Records to process Start Marker
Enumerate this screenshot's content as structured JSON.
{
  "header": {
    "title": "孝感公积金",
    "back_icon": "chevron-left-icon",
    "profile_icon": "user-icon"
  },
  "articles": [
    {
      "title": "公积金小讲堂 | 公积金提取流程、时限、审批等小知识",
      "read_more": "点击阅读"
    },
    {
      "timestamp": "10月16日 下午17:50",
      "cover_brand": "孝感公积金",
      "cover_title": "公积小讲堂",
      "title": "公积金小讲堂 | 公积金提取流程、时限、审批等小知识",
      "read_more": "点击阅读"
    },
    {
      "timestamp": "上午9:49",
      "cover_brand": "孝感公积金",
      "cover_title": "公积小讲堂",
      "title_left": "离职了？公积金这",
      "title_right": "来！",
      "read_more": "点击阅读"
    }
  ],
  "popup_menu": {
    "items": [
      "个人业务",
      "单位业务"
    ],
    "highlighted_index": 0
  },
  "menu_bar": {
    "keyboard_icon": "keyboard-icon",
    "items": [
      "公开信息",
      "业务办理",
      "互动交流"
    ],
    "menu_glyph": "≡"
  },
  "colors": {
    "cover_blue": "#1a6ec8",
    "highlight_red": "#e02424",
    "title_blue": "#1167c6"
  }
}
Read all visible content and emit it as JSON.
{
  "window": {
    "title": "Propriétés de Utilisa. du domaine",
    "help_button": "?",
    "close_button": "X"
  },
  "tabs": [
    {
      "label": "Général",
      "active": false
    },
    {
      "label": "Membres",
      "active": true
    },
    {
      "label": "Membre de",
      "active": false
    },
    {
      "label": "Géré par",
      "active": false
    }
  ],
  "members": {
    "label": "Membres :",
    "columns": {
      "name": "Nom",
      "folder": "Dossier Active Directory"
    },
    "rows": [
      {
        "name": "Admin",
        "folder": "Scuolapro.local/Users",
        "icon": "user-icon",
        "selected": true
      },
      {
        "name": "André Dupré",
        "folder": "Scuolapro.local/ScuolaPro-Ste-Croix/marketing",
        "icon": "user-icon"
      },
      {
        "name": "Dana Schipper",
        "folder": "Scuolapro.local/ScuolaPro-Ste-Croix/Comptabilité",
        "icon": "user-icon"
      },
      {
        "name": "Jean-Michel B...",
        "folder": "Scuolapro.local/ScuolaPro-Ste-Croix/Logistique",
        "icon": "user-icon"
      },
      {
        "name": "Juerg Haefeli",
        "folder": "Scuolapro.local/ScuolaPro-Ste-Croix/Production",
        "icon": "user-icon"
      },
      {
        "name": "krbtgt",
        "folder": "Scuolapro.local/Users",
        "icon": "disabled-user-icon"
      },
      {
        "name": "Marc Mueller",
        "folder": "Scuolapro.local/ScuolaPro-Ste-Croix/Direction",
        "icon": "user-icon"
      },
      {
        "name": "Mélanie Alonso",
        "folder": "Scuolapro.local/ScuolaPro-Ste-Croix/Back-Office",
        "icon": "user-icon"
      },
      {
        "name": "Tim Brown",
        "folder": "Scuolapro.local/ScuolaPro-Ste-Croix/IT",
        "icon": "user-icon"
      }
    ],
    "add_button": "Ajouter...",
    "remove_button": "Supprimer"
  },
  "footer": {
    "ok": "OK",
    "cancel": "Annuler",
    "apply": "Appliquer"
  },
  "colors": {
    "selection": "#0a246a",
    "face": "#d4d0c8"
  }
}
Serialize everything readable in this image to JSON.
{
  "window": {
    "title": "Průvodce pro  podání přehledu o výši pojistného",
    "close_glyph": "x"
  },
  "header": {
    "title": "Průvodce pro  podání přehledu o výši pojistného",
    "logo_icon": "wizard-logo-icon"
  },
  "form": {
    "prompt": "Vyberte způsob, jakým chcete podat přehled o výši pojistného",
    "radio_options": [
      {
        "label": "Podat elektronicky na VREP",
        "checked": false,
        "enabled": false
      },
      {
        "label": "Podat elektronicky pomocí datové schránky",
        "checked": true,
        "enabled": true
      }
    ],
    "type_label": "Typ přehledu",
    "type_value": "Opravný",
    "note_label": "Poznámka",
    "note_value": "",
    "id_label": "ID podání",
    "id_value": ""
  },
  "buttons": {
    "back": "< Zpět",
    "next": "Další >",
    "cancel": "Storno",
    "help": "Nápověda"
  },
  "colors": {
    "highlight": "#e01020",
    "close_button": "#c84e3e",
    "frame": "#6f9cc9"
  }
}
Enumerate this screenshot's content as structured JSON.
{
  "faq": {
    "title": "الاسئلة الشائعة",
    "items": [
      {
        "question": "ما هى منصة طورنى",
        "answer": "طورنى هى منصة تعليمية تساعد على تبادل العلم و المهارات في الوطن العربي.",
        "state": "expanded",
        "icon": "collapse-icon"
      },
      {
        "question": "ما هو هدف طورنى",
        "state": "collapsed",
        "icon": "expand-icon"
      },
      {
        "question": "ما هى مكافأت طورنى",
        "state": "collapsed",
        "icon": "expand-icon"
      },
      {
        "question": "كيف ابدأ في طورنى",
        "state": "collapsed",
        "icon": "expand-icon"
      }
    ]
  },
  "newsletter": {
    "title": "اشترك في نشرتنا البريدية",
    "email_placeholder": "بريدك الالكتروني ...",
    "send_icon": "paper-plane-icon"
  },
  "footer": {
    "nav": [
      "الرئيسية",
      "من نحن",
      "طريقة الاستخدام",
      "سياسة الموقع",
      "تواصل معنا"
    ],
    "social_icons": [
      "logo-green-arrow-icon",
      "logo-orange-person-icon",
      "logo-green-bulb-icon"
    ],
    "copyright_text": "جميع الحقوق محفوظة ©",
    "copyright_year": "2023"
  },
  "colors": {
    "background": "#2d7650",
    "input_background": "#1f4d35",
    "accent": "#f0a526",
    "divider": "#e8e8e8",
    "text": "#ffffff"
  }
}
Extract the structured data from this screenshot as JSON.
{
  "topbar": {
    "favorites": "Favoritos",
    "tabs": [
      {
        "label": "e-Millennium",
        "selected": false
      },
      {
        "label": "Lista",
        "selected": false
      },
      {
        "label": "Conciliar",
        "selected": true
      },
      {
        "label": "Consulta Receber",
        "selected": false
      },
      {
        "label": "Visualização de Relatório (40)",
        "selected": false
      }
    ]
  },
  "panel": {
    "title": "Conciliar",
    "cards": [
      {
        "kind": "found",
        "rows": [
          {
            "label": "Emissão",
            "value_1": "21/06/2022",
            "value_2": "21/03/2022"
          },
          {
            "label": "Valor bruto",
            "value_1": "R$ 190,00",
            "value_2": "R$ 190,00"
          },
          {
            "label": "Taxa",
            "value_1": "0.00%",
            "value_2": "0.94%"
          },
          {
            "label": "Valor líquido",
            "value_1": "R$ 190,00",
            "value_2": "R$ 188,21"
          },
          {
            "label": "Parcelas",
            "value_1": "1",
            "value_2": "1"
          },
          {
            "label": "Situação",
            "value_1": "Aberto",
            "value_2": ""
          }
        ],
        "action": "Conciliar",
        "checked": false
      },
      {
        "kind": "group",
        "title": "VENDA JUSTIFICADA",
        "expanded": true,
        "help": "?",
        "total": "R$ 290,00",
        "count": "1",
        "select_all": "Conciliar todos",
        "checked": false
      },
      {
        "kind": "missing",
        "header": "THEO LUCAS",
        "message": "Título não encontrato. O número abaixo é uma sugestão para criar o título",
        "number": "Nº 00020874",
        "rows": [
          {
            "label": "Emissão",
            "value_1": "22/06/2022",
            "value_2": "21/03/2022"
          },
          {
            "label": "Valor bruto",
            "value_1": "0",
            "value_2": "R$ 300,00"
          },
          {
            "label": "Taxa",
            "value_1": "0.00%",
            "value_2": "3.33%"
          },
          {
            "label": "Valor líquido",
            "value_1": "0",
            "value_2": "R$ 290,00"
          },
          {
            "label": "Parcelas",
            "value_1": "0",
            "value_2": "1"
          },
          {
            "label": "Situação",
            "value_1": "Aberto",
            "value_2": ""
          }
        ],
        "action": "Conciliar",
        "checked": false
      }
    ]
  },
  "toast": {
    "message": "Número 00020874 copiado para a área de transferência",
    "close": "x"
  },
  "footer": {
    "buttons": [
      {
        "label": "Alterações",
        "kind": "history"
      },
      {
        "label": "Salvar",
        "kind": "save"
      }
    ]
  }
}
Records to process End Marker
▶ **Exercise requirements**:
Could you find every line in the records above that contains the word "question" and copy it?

▶ **Result**:
        "question": "ما هى منصة طورنى",
        "question": "ما هو هدف طورنى",
        "question": "ما هى مكافأت طورنى",
        "question": "كيف ابدأ في طورنى",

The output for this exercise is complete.